A letter to guests had a familiar ring. “Please be advised that Grand Princess must complete a thorough hull cleaning in advance of our calls to New Zealand. As a result, we will now overnight in Los Angeles, California, arriving Wednesday, September 27, 2023, and departing Thursday, September 28.

“As this will be a service call for hull cleaning only, guests will regretfully be unable to go ashore. Additionally, we will no longer call to Hilo, Hawaii, on Sunday, October 1, or to Moorea, French Polynesia, on Sunday, October 8.”

What it heralds is another season of concern over cruising to New Zealand, one of the most popular destinations in the region if not the world.

Last cruise season presented a range of challenges for cruise lines, with eight cruise ships being turned away from their waters and more having to alter itineraries due to strict biofouling requirements.

The letter above indicates cruise lines are already concerned as to whether the upcoming cruise season will prove a repeat of last year’s events. 

Princess Cruises have looked to get out ahead of meeting the regulations, making several changes to its Transpacific Cruise that is scheduled to visit New Zealand later this year. The cruise line has cancelled ports in Hawaii and French Polynesia, as well as reducing port time in other destinations, to pre-plan to have more time allowed for hull cleaning before entering New Zealand. 

Guests are receiving $200 onboard credit as compensation and refunds for affected shore excursions.

With cruise schedules crafted well ahead of time, it remains to be seen if other cruise lines will soon have to follow and similarly readjust their itineraries to allow extra time for hull cleaning before entering New Zealand. 

Fiordland National Park is the crown jewel of NZ cruising.

“It was the uncertainty that was the worst,” said one cruise lines official who asked not to be named.  No one wants to be singled out by the New Zealand authorities. “We never knew if we had got the cleaning right.  There are always things on the bottom of ships – we just couldn’t tell if we were clean enough.”

The hope is that ships will be more prepared for the rules this time around, but the Princess itinerary changes suggest that cruise lines’ previously scheduled itineraries may not have allowed enough time for cleaning that is sufficient to meet New Zealand’s strict regulatory policies. 

The New Zealand Ministry for Primary Industries confirmed that there have been no updates or changes to the policy that led to these itinerary changes, meaning rather than meeting the regulations that began being enforced last season will continue to be a challenge for cruise lines.

The New Zealand Ministry for Primary Industries said: “Cruise lines are being proactive in managing biofouling based on ongoing conversations with Biosecurity New Zealand.

“There have been no changes to our policy or requirements.” 

Other major cruise lines say they are not currently expecting any changes to itineraries as a result of biofouling requirements.

A Royal Caribbean spokesperson said: “Royal Caribbean’s ships are continually maintained to ensure the safety of our guests and crew and the well-being of the vessel. This includes daily, monthly, and yearly maintenance alongside its regularly scheduled 5-year drydock. 
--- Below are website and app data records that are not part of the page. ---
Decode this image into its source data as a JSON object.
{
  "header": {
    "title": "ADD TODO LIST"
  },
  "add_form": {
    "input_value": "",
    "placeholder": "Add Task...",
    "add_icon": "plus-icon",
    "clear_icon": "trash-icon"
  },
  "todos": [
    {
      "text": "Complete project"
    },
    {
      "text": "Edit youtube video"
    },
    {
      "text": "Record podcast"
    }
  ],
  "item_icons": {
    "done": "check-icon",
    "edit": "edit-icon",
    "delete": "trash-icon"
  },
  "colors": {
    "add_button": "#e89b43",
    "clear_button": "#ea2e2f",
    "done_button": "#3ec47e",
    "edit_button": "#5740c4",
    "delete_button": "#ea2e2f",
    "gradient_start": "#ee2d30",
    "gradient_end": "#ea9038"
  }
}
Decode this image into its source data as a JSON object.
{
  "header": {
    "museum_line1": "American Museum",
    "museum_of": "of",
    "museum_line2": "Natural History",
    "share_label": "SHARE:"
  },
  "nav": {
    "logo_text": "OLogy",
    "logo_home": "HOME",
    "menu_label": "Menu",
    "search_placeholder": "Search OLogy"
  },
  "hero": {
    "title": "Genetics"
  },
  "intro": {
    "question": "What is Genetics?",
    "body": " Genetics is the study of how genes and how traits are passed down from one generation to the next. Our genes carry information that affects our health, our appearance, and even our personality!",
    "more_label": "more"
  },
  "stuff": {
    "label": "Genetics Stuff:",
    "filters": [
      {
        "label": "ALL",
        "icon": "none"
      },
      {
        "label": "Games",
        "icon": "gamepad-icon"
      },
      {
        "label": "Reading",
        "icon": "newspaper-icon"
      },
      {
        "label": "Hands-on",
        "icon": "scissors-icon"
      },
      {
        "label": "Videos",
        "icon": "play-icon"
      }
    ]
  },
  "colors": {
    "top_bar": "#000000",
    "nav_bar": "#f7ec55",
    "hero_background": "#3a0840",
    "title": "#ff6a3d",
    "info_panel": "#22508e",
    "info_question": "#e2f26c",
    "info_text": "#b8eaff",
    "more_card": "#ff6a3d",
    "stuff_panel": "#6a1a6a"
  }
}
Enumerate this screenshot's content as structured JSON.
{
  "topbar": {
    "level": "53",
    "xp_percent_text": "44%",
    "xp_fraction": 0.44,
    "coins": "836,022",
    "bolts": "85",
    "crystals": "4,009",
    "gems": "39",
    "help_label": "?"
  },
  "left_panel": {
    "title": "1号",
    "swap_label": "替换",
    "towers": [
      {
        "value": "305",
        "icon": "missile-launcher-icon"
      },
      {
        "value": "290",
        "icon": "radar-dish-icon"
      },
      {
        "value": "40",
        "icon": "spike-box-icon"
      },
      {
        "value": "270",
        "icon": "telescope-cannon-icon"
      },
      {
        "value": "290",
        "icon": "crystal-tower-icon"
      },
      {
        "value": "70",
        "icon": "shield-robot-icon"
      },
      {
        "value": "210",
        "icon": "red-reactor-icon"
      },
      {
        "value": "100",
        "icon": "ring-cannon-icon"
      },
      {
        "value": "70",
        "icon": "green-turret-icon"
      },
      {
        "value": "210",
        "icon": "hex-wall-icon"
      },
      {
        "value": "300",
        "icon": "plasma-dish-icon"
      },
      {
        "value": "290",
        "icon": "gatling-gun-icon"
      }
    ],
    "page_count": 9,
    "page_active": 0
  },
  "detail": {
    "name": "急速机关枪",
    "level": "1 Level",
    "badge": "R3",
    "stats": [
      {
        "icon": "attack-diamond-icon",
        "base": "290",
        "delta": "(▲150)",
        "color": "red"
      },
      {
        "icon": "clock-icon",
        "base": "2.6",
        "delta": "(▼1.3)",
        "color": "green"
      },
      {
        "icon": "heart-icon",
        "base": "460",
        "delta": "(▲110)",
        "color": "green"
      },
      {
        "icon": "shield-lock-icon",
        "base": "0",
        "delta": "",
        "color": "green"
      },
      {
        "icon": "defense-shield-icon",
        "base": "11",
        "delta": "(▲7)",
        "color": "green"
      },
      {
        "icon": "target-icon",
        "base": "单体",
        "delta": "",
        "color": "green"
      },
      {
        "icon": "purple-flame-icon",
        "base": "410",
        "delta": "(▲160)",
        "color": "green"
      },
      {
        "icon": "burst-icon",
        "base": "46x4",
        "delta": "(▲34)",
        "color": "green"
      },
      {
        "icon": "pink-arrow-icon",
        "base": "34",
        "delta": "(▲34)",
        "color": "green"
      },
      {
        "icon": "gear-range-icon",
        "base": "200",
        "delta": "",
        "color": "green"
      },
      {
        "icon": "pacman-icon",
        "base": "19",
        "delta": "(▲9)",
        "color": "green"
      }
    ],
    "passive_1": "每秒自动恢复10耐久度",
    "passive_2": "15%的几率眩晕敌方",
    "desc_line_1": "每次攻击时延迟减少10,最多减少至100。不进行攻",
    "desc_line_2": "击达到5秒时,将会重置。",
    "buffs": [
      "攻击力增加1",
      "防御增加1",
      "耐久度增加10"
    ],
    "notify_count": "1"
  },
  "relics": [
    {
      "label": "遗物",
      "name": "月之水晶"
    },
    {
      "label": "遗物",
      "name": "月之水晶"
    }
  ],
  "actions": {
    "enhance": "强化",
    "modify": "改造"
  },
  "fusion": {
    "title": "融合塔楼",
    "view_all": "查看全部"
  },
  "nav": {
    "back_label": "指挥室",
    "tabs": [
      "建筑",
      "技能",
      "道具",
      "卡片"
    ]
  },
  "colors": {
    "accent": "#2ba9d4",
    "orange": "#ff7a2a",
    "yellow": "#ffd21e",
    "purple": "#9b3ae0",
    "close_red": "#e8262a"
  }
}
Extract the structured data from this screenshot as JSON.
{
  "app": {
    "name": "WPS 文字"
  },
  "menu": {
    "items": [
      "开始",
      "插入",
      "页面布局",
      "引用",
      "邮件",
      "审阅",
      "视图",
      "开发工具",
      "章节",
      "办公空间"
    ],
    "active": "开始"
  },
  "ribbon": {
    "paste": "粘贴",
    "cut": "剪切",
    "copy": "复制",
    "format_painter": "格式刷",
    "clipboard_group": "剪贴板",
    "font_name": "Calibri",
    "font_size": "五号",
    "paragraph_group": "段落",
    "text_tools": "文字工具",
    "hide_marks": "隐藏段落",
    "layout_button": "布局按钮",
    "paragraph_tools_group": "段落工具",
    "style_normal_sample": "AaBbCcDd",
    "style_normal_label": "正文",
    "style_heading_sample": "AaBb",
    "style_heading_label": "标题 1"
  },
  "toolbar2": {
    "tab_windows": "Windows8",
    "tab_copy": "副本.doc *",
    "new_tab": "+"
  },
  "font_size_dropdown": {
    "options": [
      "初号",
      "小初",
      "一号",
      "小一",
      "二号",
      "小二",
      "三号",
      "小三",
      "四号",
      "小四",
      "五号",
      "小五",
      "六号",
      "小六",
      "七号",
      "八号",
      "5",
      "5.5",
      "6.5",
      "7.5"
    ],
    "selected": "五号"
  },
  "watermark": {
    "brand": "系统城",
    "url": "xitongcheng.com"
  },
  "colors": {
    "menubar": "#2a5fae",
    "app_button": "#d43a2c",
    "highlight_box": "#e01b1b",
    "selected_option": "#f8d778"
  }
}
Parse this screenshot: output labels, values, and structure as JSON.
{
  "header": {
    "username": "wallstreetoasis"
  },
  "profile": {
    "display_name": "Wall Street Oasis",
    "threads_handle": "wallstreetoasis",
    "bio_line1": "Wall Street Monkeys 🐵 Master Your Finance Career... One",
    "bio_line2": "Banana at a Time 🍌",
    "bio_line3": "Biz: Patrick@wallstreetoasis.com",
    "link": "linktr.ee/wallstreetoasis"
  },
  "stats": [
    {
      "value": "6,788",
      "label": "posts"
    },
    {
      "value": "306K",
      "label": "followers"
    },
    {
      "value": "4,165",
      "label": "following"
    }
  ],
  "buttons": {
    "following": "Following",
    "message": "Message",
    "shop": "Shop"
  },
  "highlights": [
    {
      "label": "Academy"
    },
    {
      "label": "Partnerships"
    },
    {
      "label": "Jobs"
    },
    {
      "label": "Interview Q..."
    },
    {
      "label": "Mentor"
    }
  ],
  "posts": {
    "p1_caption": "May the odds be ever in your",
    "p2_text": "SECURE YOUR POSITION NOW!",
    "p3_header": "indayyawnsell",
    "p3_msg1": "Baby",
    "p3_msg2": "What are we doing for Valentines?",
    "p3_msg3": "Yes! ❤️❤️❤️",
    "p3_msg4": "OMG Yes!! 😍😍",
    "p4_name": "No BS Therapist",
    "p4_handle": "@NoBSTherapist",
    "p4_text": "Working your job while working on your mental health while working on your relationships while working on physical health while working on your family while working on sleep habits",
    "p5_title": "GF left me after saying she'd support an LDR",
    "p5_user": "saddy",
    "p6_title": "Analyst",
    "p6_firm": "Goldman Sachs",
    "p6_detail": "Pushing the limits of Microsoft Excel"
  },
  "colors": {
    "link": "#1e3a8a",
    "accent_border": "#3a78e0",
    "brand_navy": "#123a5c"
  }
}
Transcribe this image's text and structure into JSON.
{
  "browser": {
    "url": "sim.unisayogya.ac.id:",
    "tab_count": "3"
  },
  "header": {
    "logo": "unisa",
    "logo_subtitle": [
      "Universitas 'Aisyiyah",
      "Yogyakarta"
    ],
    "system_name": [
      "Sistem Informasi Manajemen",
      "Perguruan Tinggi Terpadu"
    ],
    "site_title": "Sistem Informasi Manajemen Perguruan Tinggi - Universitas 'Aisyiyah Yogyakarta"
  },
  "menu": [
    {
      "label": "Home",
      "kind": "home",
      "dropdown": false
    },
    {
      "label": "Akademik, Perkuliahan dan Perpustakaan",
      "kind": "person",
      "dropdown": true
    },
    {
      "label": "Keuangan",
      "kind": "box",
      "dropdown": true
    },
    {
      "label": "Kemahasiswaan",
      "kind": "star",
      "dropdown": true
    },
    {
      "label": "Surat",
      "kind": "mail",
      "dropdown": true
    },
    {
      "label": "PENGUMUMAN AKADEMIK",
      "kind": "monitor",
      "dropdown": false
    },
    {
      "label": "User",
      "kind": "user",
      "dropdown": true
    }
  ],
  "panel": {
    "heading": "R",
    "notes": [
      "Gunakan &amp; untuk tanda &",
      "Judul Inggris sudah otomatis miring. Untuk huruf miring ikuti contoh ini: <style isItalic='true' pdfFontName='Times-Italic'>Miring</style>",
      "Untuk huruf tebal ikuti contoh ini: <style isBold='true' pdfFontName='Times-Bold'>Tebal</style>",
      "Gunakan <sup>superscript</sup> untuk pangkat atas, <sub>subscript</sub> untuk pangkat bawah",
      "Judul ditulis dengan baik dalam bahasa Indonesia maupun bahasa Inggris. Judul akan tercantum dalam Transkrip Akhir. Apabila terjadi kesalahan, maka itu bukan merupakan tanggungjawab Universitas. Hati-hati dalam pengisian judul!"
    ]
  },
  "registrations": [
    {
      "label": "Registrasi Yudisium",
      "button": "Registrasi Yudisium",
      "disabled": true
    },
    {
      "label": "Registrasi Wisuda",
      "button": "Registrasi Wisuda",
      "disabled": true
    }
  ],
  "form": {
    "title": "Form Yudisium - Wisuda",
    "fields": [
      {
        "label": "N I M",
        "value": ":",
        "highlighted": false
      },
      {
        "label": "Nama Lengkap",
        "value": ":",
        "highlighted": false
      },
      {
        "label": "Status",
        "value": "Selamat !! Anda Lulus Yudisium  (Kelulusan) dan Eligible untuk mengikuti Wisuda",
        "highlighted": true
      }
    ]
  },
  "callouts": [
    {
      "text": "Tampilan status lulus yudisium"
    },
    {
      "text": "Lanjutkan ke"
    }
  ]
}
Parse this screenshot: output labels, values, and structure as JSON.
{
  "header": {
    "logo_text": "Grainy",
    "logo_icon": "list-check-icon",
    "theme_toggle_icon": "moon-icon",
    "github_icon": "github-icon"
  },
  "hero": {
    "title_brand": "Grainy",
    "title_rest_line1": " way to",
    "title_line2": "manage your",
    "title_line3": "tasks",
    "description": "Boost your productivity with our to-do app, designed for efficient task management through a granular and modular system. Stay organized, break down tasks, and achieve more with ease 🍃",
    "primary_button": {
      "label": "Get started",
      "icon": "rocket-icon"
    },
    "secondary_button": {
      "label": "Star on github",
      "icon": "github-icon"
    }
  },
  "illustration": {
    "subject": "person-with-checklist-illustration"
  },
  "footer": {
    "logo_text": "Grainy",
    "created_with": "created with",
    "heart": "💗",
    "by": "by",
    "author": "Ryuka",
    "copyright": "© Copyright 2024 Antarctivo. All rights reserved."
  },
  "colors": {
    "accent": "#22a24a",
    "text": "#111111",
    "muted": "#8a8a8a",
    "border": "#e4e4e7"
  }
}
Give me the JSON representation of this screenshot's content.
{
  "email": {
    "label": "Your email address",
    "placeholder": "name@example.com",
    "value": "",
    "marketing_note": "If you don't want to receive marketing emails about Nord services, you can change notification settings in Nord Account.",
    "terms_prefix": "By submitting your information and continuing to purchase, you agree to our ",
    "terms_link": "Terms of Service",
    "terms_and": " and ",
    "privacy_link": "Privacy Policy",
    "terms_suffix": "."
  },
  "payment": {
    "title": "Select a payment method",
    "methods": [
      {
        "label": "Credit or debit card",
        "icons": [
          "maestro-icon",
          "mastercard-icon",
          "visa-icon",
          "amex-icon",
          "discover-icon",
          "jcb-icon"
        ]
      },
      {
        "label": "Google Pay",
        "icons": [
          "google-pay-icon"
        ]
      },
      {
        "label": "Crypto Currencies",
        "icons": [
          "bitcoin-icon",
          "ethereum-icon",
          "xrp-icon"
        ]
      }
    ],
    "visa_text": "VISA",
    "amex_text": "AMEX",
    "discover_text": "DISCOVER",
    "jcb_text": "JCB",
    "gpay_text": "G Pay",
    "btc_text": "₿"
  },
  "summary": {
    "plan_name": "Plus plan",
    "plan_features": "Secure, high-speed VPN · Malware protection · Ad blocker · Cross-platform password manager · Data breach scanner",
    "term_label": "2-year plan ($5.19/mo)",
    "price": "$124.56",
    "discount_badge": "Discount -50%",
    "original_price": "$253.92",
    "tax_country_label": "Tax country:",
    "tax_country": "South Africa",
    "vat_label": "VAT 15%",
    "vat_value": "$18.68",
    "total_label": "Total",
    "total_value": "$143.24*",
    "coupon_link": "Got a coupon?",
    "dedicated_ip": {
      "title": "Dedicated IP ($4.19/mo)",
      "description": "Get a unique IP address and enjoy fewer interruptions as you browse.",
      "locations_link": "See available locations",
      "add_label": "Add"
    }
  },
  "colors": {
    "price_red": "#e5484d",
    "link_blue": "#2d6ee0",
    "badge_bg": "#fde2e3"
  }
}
“Currently, we do not anticipate any changes to our published itineraries.”

NCL also maintains that Norwegian Spirit has not be impacted by the biofouling regulations.